As we walked down the road to Chinigiripalli,we saw farms to both sides of the road where beans, tomatoes, coriander, roses were being grown. We stopped to see the cultivation. Talks were about what techniques farmers were using to grow them, how modernised farming has become, struggles of not having enough rain and hence no water, how nice to see freshly grown vegetables, will we get something to pluck? I want to do something in the farm etc.

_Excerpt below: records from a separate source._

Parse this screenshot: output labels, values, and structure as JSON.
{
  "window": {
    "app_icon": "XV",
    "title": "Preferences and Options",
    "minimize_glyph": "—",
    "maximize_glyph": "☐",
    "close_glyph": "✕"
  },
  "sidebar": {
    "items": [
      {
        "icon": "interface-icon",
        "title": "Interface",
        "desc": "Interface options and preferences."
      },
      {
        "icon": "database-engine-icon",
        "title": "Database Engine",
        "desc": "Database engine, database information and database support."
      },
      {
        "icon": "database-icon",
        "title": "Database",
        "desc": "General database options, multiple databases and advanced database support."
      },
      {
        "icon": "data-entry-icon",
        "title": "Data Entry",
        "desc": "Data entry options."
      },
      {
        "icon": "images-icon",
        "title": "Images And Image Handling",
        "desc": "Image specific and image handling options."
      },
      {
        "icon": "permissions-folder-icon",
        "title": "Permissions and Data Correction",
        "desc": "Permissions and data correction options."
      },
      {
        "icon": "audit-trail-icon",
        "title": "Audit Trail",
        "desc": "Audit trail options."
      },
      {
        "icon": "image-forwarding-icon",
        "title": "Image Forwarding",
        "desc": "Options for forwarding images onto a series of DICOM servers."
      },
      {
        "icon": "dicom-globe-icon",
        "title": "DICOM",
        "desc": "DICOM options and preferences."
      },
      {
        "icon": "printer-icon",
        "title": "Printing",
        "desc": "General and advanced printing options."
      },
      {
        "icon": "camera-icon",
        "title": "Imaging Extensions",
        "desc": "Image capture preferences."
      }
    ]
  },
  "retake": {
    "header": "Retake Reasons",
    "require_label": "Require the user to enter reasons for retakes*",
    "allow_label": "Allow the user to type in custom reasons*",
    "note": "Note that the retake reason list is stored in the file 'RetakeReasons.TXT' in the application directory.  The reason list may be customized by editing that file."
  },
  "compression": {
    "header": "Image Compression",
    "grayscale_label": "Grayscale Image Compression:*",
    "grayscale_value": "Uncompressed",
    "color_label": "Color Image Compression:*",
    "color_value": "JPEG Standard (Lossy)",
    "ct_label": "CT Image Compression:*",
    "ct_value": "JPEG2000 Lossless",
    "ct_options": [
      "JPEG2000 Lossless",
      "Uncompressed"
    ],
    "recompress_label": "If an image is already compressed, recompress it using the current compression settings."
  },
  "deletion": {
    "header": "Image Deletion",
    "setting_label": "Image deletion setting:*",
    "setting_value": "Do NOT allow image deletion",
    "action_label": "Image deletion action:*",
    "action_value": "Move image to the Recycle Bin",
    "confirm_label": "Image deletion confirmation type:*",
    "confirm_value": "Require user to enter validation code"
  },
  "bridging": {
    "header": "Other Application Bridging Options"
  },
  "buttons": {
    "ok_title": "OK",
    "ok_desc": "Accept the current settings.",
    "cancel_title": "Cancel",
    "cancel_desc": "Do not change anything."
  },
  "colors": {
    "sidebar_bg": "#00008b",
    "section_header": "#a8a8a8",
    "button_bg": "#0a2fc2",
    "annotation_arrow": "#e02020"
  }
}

As we treaded, little ahead we stopped to look at the Desi cows, marigold farms and got an opportunity to get inside one of he guest house’s with farm. We left our slippers and bags and walked on to see more farms bare foot. Children, young ,old all of them enjoying the touch of the wet soil under their feet. On our way, farms of corn, tomatoes, tilled lands, just sowed lands, cauliflowers, turnips. What a variety ! To much of everyone’s surprise, cauliflower plants stood out with it’s large floral shaped leaves( Though no cauliflowers). With many of them complaining about pain in their feet, zest of moving on was not dampened. Greenhouse was the next stop. Filled with capsicum plantations ( yellow and red varieties ) some of the children were excited to go in.
The warmth inside, the capsicums the mud were all fine. Some started responding the moment they saw bags of fertilizers. The air inside had the smell of insecticide. And some were wondering !! Some were contented to see the capsicums. Some were happy to see the plants as they were also growing it in their backyard. We were in the last leg of our journey, and there we see a huge tall tree. Few minutes later, we get to see almost everyone on the tree. Who cares whether I have an aching leg? Who cares if I am going to be looked at? Who cares whether I am going to fall? Climbing is the only goal! After few scratches, peels of laughter, screeching, talking, we move forward to the farm to see harvesting of spring onions and tomatoes.
Got to see the joy on the faces of children, when they actually got to pluck the fruits and the shoots of spring onions. Some of them filled their pockets with tomatoes. Some of them filled in tomatoes in their bags. And some filled it in sack and carried back to campus. Looking at children’s enthusiasm, the farmer gave us few spring onion shoots free. We all walked down to our road back to campus with our slippers on, bag packs on our back and each one with a satisfaction of doing / seeing/ observing FARMS.